There is strong historical evidence to suggest that gasoline prices, whether people realize it or not, figure prominently in voters’ choices in a presidential election.
According to an analysis of data from the Department of Energy, in every election but one, stretching all the way back to 1976, if the price of gasoline was higher on Election Day than four years before, the incumbent president or the candidate of his Party seeking to succeed him LOST.
The price at the pump has a lot to do with our sense of well being. It is a point of frustration or satisfaction we recognize every few days when we go to fill up.
What’s more, gas prices ripple throughout the economy, affecting the prices we pay for other products that must rely on oil to for transport and other energy needs. And when prices rise, it harms the economy, effectively transferring billions in wealth out of the United States and into countries like Venezuela and Saudi Arabia.
The only exception to the Presidential Pump Price Predictor occurred in 2004, when the average price on Election Day was $2.03 per gallon for regular gas compared to $1.54 in 2000. George W. Bush won reelection, but just barely, and against a deeply flawed candidate – John Kerry – during time of war.
The pattern resumed in 2008, when the presidency again switched parties as gas become more expensive. The price had risen to $2.40 on Election Day and Democrat Barack Obama defeated Republican John McCain.

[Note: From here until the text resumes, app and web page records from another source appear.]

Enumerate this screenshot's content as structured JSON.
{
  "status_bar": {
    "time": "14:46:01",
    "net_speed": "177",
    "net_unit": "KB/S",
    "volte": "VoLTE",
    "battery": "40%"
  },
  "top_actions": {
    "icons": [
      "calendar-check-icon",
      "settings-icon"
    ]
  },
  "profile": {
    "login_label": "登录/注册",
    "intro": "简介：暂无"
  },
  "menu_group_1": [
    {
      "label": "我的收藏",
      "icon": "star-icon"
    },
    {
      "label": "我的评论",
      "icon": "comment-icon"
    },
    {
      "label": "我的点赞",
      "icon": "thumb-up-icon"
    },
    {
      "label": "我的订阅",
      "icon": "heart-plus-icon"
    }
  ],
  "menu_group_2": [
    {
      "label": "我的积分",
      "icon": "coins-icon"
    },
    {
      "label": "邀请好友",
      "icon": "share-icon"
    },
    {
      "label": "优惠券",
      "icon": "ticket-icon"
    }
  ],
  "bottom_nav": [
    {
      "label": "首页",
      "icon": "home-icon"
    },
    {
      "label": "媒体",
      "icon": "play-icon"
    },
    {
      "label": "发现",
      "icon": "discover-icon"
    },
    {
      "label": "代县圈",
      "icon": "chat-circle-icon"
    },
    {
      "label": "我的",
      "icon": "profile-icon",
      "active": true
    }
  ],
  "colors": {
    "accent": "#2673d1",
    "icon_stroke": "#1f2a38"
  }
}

Of course, there are many things that go into a presidential election. But a factor that has been consistent in eight out of the last nine presidential elections cannot be ignored.

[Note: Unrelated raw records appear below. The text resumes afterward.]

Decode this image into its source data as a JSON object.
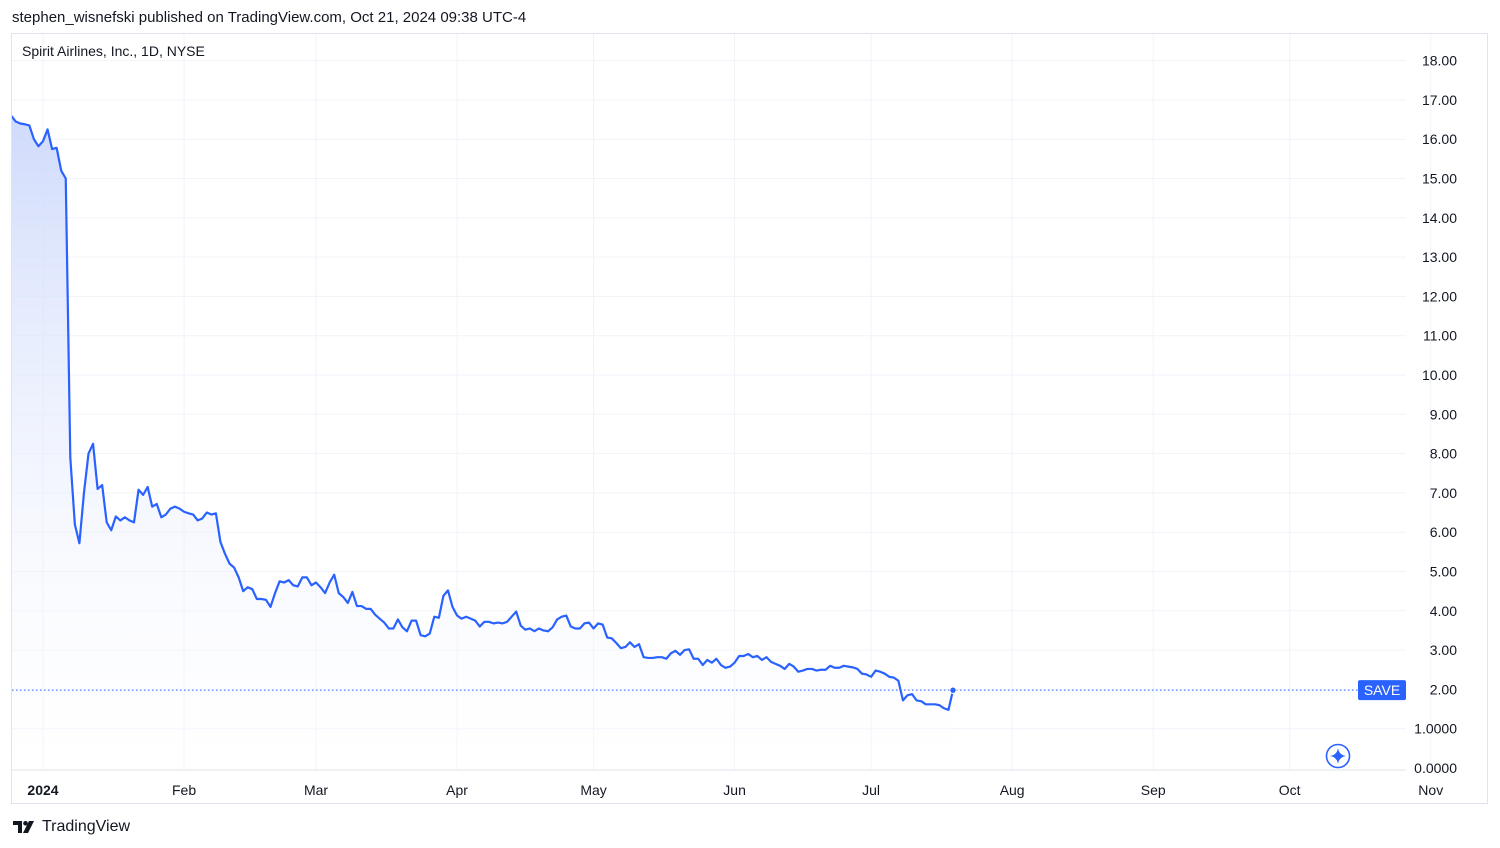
{
  "header": {
    "publisher_line": "stephen_wisnefski published on TradingView.com, Oct 21, 2024 09:38 UTC-4"
  },
  "chart": {
    "symbol_line": "Spirit Airlines, Inc., 1D, NYSE",
    "price_badge": "SAVE",
    "colors": {
      "line": "#2962ff",
      "fill_top": "#c9d6fb",
      "fill_bottom": "#ffffff",
      "grid": "#f0f3fa",
      "axis_text": "#131722"
    }
  },
  "footer": {
    "brand": "TradingView",
    "brand_icon": "tradingview-logo-icon"
  },
  "chart_data": {
    "type": "area",
    "title": "Spirit Airlines, Inc., 1D, NYSE",
    "ylim": [
      0,
      18
    ],
    "y_ticks": [
      "0.0000",
      "1.0000",
      "2.00",
      "3.00",
      "4.00",
      "5.00",
      "6.00",
      "7.00",
      "8.00",
      "9.00",
      "10.00",
      "11.00",
      "12.00",
      "13.00",
      "14.00",
      "15.00",
      "16.00",
      "17.00",
      "18.00"
    ],
    "x_ticks": [
      "2024",
      "Feb",
      "Mar",
      "Apr",
      "May",
      "Jun",
      "Jul",
      "Aug",
      "Sep",
      "Oct",
      "Nov"
    ],
    "x_tick_days": [
      0,
      31,
      60,
      91,
      121,
      152,
      182,
      213,
      244,
      274,
      305
    ],
    "grid": true,
    "last_value": 1.98,
    "series": [
      {
        "values": [
          [
            -8,
            16.85
          ],
          [
            -7,
            16.6
          ],
          [
            -6,
            16.45
          ],
          [
            -5,
            16.4
          ],
          [
            -4,
            16.38
          ],
          [
            -3,
            16.35
          ],
          [
            -2,
            16.0
          ],
          [
            -1,
            15.82
          ],
          [
            0,
            15.95
          ],
          [
            1,
            16.25
          ],
          [
            2,
            15.75
          ],
          [
            3,
            15.78
          ],
          [
            4,
            15.2
          ],
          [
            5,
            15.0
          ],
          [
            6,
            7.9
          ],
          [
            7,
            6.2
          ],
          [
            8,
            5.72
          ],
          [
            9,
            7.0
          ],
          [
            10,
            8.0
          ],
          [
            11,
            8.25
          ],
          [
            12,
            7.1
          ],
          [
            13,
            7.2
          ],
          [
            14,
            6.25
          ],
          [
            15,
            6.05
          ],
          [
            16,
            6.4
          ],
          [
            17,
            6.3
          ],
          [
            18,
            6.38
          ],
          [
            19,
            6.3
          ],
          [
            20,
            6.25
          ],
          [
            21,
            7.08
          ],
          [
            22,
            6.95
          ],
          [
            23,
            7.15
          ],
          [
            24,
            6.65
          ],
          [
            25,
            6.72
          ],
          [
            26,
            6.38
          ],
          [
            27,
            6.45
          ],
          [
            28,
            6.6
          ],
          [
            29,
            6.65
          ],
          [
            30,
            6.6
          ],
          [
            31,
            6.52
          ],
          [
            32,
            6.48
          ],
          [
            33,
            6.45
          ],
          [
            34,
            6.3
          ],
          [
            35,
            6.35
          ],
          [
            36,
            6.5
          ],
          [
            37,
            6.45
          ],
          [
            38,
            6.48
          ],
          [
            39,
            5.75
          ],
          [
            40,
            5.45
          ],
          [
            41,
            5.2
          ],
          [
            42,
            5.1
          ],
          [
            43,
            4.85
          ],
          [
            44,
            4.5
          ],
          [
            45,
            4.6
          ],
          [
            46,
            4.55
          ],
          [
            47,
            4.3
          ],
          [
            48,
            4.3
          ],
          [
            49,
            4.28
          ],
          [
            50,
            4.1
          ],
          [
            51,
            4.45
          ],
          [
            52,
            4.75
          ],
          [
            53,
            4.72
          ],
          [
            54,
            4.78
          ],
          [
            55,
            4.65
          ],
          [
            56,
            4.62
          ],
          [
            57,
            4.85
          ],
          [
            58,
            4.85
          ],
          [
            59,
            4.65
          ],
          [
            60,
            4.72
          ],
          [
            61,
            4.6
          ],
          [
            62,
            4.45
          ],
          [
            63,
            4.72
          ],
          [
            64,
            4.92
          ],
          [
            65,
            4.45
          ],
          [
            66,
            4.35
          ],
          [
            67,
            4.2
          ],
          [
            68,
            4.48
          ],
          [
            69,
            4.12
          ],
          [
            70,
            4.12
          ],
          [
            71,
            4.05
          ],
          [
            72,
            4.05
          ],
          [
            73,
            3.9
          ],
          [
            74,
            3.8
          ],
          [
            75,
            3.7
          ],
          [
            76,
            3.55
          ],
          [
            77,
            3.55
          ],
          [
            78,
            3.78
          ],
          [
            79,
            3.58
          ],
          [
            80,
            3.48
          ],
          [
            81,
            3.75
          ],
          [
            82,
            3.75
          ],
          [
            83,
            3.38
          ],
          [
            84,
            3.35
          ],
          [
            85,
            3.42
          ],
          [
            86,
            3.85
          ],
          [
            87,
            3.82
          ],
          [
            88,
            4.38
          ],
          [
            89,
            4.52
          ],
          [
            90,
            4.1
          ],
          [
            91,
            3.88
          ],
          [
            92,
            3.8
          ],
          [
            93,
            3.85
          ],
          [
            94,
            3.8
          ],
          [
            95,
            3.75
          ],
          [
            96,
            3.6
          ],
          [
            97,
            3.72
          ],
          [
            98,
            3.72
          ],
          [
            99,
            3.68
          ],
          [
            100,
            3.7
          ],
          [
            101,
            3.68
          ],
          [
            102,
            3.72
          ],
          [
            103,
            3.85
          ],
          [
            104,
            3.98
          ],
          [
            105,
            3.62
          ],
          [
            106,
            3.52
          ],
          [
            107,
            3.55
          ],
          [
            108,
            3.48
          ],
          [
            109,
            3.55
          ],
          [
            110,
            3.5
          ],
          [
            111,
            3.48
          ],
          [
            112,
            3.58
          ],
          [
            113,
            3.78
          ],
          [
            114,
            3.85
          ],
          [
            115,
            3.88
          ],
          [
            116,
            3.6
          ],
          [
            117,
            3.55
          ],
          [
            118,
            3.55
          ],
          [
            119,
            3.68
          ],
          [
            120,
            3.7
          ],
          [
            121,
            3.55
          ],
          [
            122,
            3.68
          ],
          [
            123,
            3.65
          ],
          [
            124,
            3.32
          ],
          [
            125,
            3.3
          ],
          [
            126,
            3.18
          ],
          [
            127,
            3.05
          ],
          [
            128,
            3.08
          ],
          [
            129,
            3.2
          ],
          [
            130,
            3.08
          ],
          [
            131,
            3.15
          ],
          [
            132,
            2.82
          ],
          [
            133,
            2.8
          ],
          [
            134,
            2.8
          ],
          [
            135,
            2.82
          ],
          [
            136,
            2.82
          ],
          [
            137,
            2.78
          ],
          [
            138,
            2.92
          ],
          [
            139,
            2.98
          ],
          [
            140,
            2.88
          ],
          [
            141,
            3.0
          ],
          [
            142,
            3.02
          ],
          [
            143,
            2.78
          ],
          [
            144,
            2.78
          ],
          [
            145,
            2.62
          ],
          [
            146,
            2.75
          ],
          [
            147,
            2.68
          ],
          [
            148,
            2.78
          ],
          [
            149,
            2.62
          ],
          [
            150,
            2.55
          ],
          [
            151,
            2.58
          ],
          [
            152,
            2.68
          ],
          [
            153,
            2.85
          ],
          [
            154,
            2.85
          ],
          [
            155,
            2.9
          ],
          [
            156,
            2.82
          ],
          [
            157,
            2.85
          ],
          [
            158,
            2.75
          ],
          [
            159,
            2.82
          ],
          [
            160,
            2.7
          ],
          [
            161,
            2.65
          ],
          [
            162,
            2.6
          ],
          [
            163,
            2.52
          ],
          [
            164,
            2.65
          ],
          [
            165,
            2.58
          ],
          [
            166,
            2.45
          ],
          [
            167,
            2.48
          ],
          [
            168,
            2.52
          ],
          [
            169,
            2.52
          ],
          [
            170,
            2.48
          ],
          [
            171,
            2.5
          ],
          [
            172,
            2.5
          ],
          [
            173,
            2.6
          ],
          [
            174,
            2.55
          ],
          [
            175,
            2.55
          ],
          [
            176,
            2.6
          ],
          [
            177,
            2.58
          ],
          [
            178,
            2.56
          ],
          [
            179,
            2.52
          ],
          [
            180,
            2.4
          ],
          [
            181,
            2.38
          ],
          [
            182,
            2.32
          ],
          [
            183,
            2.48
          ],
          [
            184,
            2.45
          ],
          [
            185,
            2.4
          ],
          [
            186,
            2.32
          ],
          [
            187,
            2.3
          ],
          [
            188,
            2.22
          ],
          [
            189,
            1.72
          ],
          [
            190,
            1.85
          ],
          [
            191,
            1.88
          ],
          [
            192,
            1.72
          ],
          [
            193,
            1.7
          ],
          [
            194,
            1.62
          ],
          [
            195,
            1.62
          ],
          [
            196,
            1.62
          ],
          [
            197,
            1.6
          ],
          [
            198,
            1.52
          ],
          [
            199,
            1.48
          ],
          [
            200,
            1.98
          ]
        ]
      }
    ]
  }
}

The price of gasoline last week was $3.38 per gallon, about a dollar higher than the day Obama was elected.